◆ **WHAT IS NEEDED**: Word for word, repeat the entries, minus the pictures.

◆ **LISTED RECORDS**:
[Start of section]
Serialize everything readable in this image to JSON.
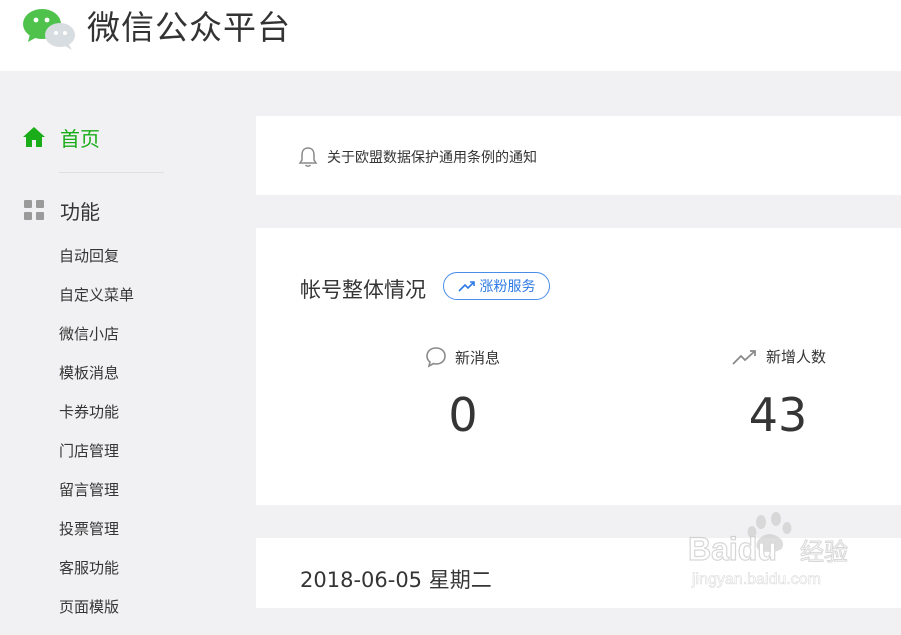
{
  "header": {
    "title": "微信公众平台",
    "logo_icon": "wechat-logo-icon"
  },
  "sidebar": {
    "home": {
      "label": "首页",
      "icon": "home-icon",
      "color": "#1aad19"
    },
    "functions": {
      "label": "功能",
      "icon": "grid-icon"
    },
    "items": [
      {
        "label": "自动回复"
      },
      {
        "label": "自定义菜单"
      },
      {
        "label": "微信小店"
      },
      {
        "label": "模板消息"
      },
      {
        "label": "卡券功能"
      },
      {
        "label": "门店管理"
      },
      {
        "label": "留言管理"
      },
      {
        "label": "投票管理"
      },
      {
        "label": "客服功能"
      },
      {
        "label": "页面模版"
      }
    ]
  },
  "notice": {
    "text": "关于欧盟数据保护通用条例的通知",
    "icon": "bell-icon"
  },
  "overview": {
    "title": "帐号整体情况",
    "growth_button": "涨粉服务",
    "stats": [
      {
        "label": "新消息",
        "value": "0",
        "icon": "chat-bubble-icon"
      },
      {
        "label": "新增人数",
        "value": "43",
        "icon": "trend-up-icon"
      }
    ]
  },
  "date_card": {
    "date": "2018-06-05 星期二"
  },
  "watermark": {
    "brand": "Baidu",
    "suffix": "经验",
    "url": "jingyan.baidu.com"
  },
  "colors": {
    "accent": "#1aad19",
    "link": "#2d7ae6",
    "background": "#f1f1f3"
  }
}
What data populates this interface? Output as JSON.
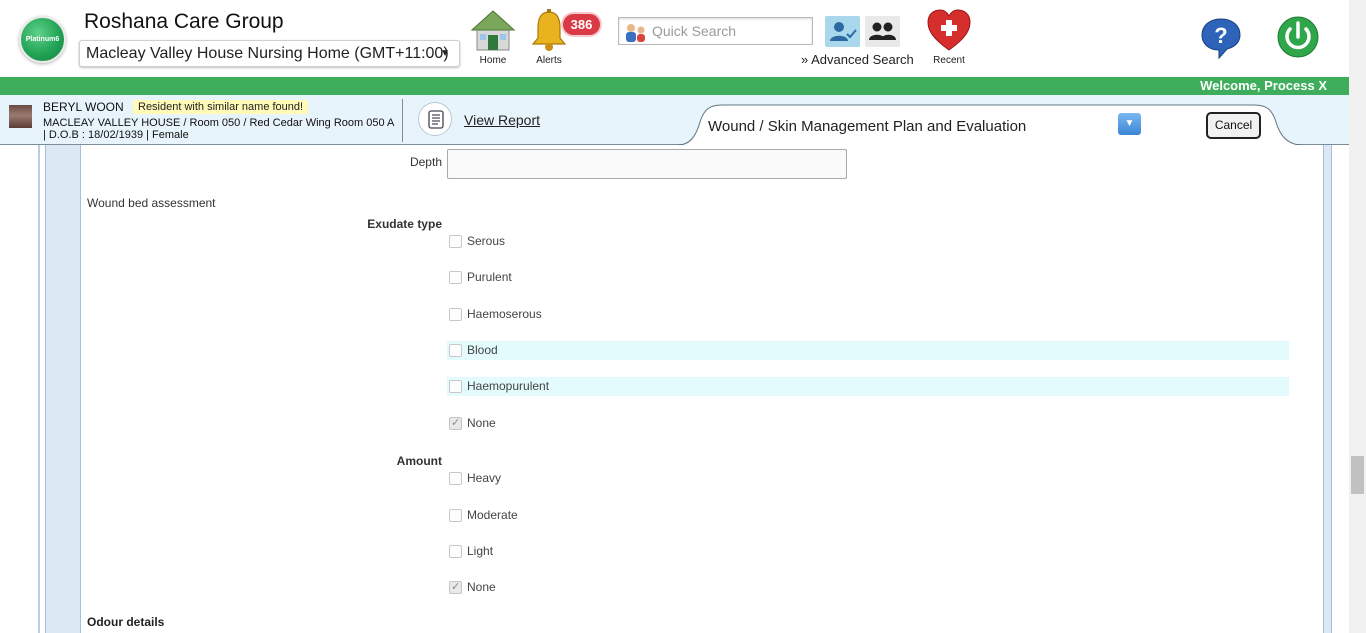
{
  "header": {
    "logo_text": "Platinum6",
    "org_name": "Roshana Care Group",
    "facility": "Macleay Valley House Nursing Home (GMT+11:00)",
    "home_label": "Home",
    "alerts_label": "Alerts",
    "alerts_count": "386",
    "search_placeholder": "Quick Search",
    "advanced_search": "Advanced Search",
    "recent_label": "Recent",
    "welcome": "Welcome, Process X"
  },
  "resident": {
    "name": "BERYL WOON",
    "alert": "Resident with similar name found!",
    "location": "MACLEAY VALLEY HOUSE / Room 050 / Red Cedar Wing Room 050 A",
    "dob": "| D.O.B : 18/02/1939 | Female",
    "view_report": "View Report",
    "form_title": "Wound / Skin Management Plan and Evaluation",
    "cancel": "Cancel"
  },
  "form": {
    "depth_label": "Depth",
    "depth_value": "",
    "wound_bed_label": "Wound bed assessment",
    "exudate_type_label": "Exudate type",
    "exudate_types": [
      {
        "label": "Serous",
        "checked": false
      },
      {
        "label": "Purulent",
        "checked": false
      },
      {
        "label": "Haemoserous",
        "checked": false
      },
      {
        "label": "Blood",
        "checked": false
      },
      {
        "label": "Haemopurulent",
        "checked": false
      },
      {
        "label": "None",
        "checked": true
      }
    ],
    "amount_label": "Amount",
    "amounts": [
      {
        "label": "Heavy",
        "checked": false
      },
      {
        "label": "Moderate",
        "checked": false
      },
      {
        "label": "Light",
        "checked": false
      },
      {
        "label": "None",
        "checked": true
      }
    ],
    "odour_label": "Odour details"
  },
  "colors": {
    "green_bar": "#3fae5c",
    "resident_bar": "#e8f4fb",
    "alert_badge": "#d93a45",
    "row_highlight": "#e3fbfc"
  }
}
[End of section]
◆ **TASK RESULT**:
Serialize everything readable in this image to JSON.
{
  "header": {
    "title": "微信公众平台",
    "logo_icon": "wechat-logo-icon"
  },
  "sidebar": {
    "home": {
      "label": "首页",
      "icon": "home-icon",
      "color": "#1aad19"
    },
    "functions": {
      "label": "功能",
      "icon": "grid-icon"
    },
    "items": [
      {
        "label": "自动回复"
      },
      {
        "label": "自定义菜单"
      },
      {
        "label": "微信小店"
      },
      {
        "label": "模板消息"
      },
      {
        "label": "卡券功能"
      },
      {
        "label": "门店管理"
      },
      {
        "label": "留言管理"
      },
      {
        "label": "投票管理"
      },
      {
        "label": "客服功能"
      },
      {
        "label": "页面模版"
      }
    ]
  },
  "notice": {
    "text": "关于欧盟数据保护通用条例的通知",
    "icon": "bell-icon"
  },
  "overview": {
    "title": "帐号整体情况",
    "growth_button": "涨粉服务",
    "stats": [
      {
        "label": "新消息",
        "value": "0",
        "icon": "chat-bubble-icon"
      },
      {
        "label": "新增人数",
        "value": "43",
        "icon": "trend-up-icon"
      }
    ]
  },
  "date_card": {
    "date": "2018-06-05 星期二"
  },
  "watermark": {
    "brand": "Baidu",
    "suffix": "经验",
    "url": "jingyan.baidu.com"
  },
  "colors": {
    "accent": "#1aad19",
    "link": "#2d7ae6",
    "background": "#f1f1f3"
  }
}
What data populates this interface? Output as JSON.
{
  "header": {
    "logo_text": "Platinum6",
    "org_name": "Roshana Care Group",
    "facility": "Macleay Valley House Nursing Home (GMT+11:00)",
    "home_label": "Home",
    "alerts_label": "Alerts",
    "alerts_count": "386",
    "search_placeholder": "Quick Search",
    "advanced_search": "Advanced Search",
    "recent_label": "Recent",
    "welcome": "Welcome, Process X"
  },
  "resident": {
    "name": "BERYL WOON",
    "alert": "Resident with similar name found!",
    "location": "MACLEAY VALLEY HOUSE / Room 050 / Red Cedar Wing Room 050 A",
    "dob": "| D.O.B : 18/02/1939 | Female",
    "view_report": "View Report",
    "form_title": "Wound / Skin Management Plan and Evaluation",
    "cancel": "Cancel"
  },
  "form": {
    "depth_label": "Depth",
    "depth_value": "",
    "wound_bed_label": "Wound bed assessment",
    "exudate_type_label": "Exudate type",
    "exudate_types": [
      {
        "label": "Serous",
        "checked": false
      },
      {
        "label": "Purulent",
        "checked": false
      },
      {
        "label": "Haemoserous",
        "checked": false
      },
      {
        "label": "Blood",
        "checked": false
      },
      {
        "label": "Haemopurulent",
        "checked": false
      },
      {
        "label": "None",
        "checked": true
      }
    ],
    "amount_label": "Amount",
    "amounts": [
      {
        "label": "Heavy",
        "checked": false
      },
      {
        "label": "Moderate",
        "checked": false
      },
      {
        "label": "Light",
        "checked": false
      },
      {
        "label": "None",
        "checked": true
      }
    ],
    "odour_label": "Odour details"
  },
  "colors": {
    "green_bar": "#3fae5c",
    "resident_bar": "#e8f4fb",
    "alert_badge": "#d93a45",
    "row_highlight": "#e3fbfc"
  }
}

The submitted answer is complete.